“I’m quick to point out our number one goal is to never cause an outage,” he continued, “and there’s a time and a place to randomly cause failures. But really, we think about the scientific method; we have a hypothesis, we have some risk mitigation, we’re going to go test this hypothesis and we’re going to learn from it to improve things […] It’s better to schedule it and communicate it and let people know it’s coming.

“To do this well, to really build a reliable offering, requires a culture of resilience, it requires it that everyone understands that it’s important […] Everyone needs to grow up and be there – and when that doesn’t occur, you get these piecemeal approaches.”

One of the common objections Andrus’s team gets is that, amid various projects and features developer teams are tasked with, there is simply no time to allocate to building in more reliability.
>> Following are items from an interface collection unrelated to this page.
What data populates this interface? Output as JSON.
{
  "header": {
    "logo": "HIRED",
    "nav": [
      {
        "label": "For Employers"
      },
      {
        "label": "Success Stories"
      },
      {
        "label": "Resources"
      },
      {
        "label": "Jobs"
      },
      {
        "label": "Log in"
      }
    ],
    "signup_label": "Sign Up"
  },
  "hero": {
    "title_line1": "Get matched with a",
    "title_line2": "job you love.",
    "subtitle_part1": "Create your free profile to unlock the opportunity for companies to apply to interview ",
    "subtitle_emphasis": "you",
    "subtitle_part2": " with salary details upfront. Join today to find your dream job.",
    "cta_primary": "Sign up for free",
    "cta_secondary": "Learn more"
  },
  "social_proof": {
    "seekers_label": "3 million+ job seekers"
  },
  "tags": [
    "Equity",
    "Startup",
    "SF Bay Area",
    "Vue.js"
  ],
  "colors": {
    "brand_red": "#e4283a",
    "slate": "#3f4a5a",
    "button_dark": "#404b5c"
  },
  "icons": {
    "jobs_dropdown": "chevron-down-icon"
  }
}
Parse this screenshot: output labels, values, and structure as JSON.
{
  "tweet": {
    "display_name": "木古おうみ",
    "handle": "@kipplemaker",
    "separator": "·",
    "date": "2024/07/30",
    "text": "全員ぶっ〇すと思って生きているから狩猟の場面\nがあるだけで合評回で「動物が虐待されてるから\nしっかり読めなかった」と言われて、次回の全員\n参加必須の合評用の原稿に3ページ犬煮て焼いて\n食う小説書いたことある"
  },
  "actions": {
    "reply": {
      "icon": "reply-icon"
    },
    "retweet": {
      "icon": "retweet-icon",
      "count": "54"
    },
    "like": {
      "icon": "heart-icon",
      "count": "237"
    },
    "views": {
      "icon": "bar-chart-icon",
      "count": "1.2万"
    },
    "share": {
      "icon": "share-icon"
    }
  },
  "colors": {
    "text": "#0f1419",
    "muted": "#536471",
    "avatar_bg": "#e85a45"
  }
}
This mindset results inefficiencies down the road, when things do break.

“The [engineers] that we’ve convinced are the ones that we’ve shown that this approach saves you time, saves you outages, makes you better at your job,” Andrus said.

It’s ‘best practice’

As a SaaS provider, Gremlin provides companies with the tools to safely run chaos engineering tests in order to improve the health of their systems. But, staffed with chaos engineering practitioners themselves who are experienced with developing the concept as a culture, Gremlin also advises on how to weave the process into teams with boot camps or game days.

“We’re able to get people hands-on, running these experiments and gaining that comfort. There’s a little bit of [apprehension] until you’ve run it yourself, and the world hasn’t caught on fire.”

For Andrus and his team, there is no doubt that chaos engineering is just “best practice,” whether it’s already in play or hasn’t been considered.

“There’s no doubt it’s just the best practice – it’s how software will be built in ten years,” Andrus told us. “Everyone else is waiting to understand it, and have it clearly articulated before they’re willing to jump into it.

“There’s a lot of critical parts of society that are going to be emerging over the next 10 and 20 years, whether it’s drones or self-driving cars, whether it’s elections, whether it’s how money is transferred and exchanged – there’s a lot of important things where people’s safety could be at risk.

“As an engineer, I’m a big believer that if you want me to get in a self-driving car, I would hope that you’re taking every step possible to mitigate risk and ensure that the system will operate when things go wrong.

“Because in the real world, we know, things will go wrong.”